## What you will do
Only the lines that hold the word "label" are wanted from this listing.

Material for this exercise below:

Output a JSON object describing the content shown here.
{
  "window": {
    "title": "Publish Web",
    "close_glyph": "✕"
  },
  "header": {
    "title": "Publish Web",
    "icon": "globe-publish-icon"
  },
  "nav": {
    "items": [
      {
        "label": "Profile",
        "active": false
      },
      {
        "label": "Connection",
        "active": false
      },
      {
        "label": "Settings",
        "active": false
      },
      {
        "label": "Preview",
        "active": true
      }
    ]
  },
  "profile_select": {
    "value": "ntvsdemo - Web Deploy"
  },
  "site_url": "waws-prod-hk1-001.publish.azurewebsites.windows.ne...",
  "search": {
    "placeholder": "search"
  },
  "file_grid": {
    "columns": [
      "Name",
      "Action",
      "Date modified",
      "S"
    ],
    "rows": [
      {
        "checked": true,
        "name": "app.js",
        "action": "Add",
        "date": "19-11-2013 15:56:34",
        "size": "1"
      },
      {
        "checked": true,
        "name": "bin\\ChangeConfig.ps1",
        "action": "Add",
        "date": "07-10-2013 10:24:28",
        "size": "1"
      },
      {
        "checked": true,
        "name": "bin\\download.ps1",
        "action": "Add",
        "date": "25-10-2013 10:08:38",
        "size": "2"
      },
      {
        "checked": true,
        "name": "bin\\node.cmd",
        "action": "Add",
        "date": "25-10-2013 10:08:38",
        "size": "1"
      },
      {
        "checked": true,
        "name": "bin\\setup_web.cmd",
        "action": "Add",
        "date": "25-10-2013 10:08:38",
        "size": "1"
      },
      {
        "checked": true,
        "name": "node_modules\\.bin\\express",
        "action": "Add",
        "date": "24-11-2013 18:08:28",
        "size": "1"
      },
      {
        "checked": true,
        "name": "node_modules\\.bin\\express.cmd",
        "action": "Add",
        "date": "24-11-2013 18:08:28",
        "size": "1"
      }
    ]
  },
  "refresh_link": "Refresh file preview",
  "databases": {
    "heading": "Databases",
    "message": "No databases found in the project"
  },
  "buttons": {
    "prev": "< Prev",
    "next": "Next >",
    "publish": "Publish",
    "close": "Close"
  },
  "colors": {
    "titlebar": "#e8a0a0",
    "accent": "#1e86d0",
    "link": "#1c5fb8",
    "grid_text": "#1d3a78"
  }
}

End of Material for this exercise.

## Task result
        "label": "Profile",
        "label": "Connection",
        "label": "Settings",
        "label": "Preview",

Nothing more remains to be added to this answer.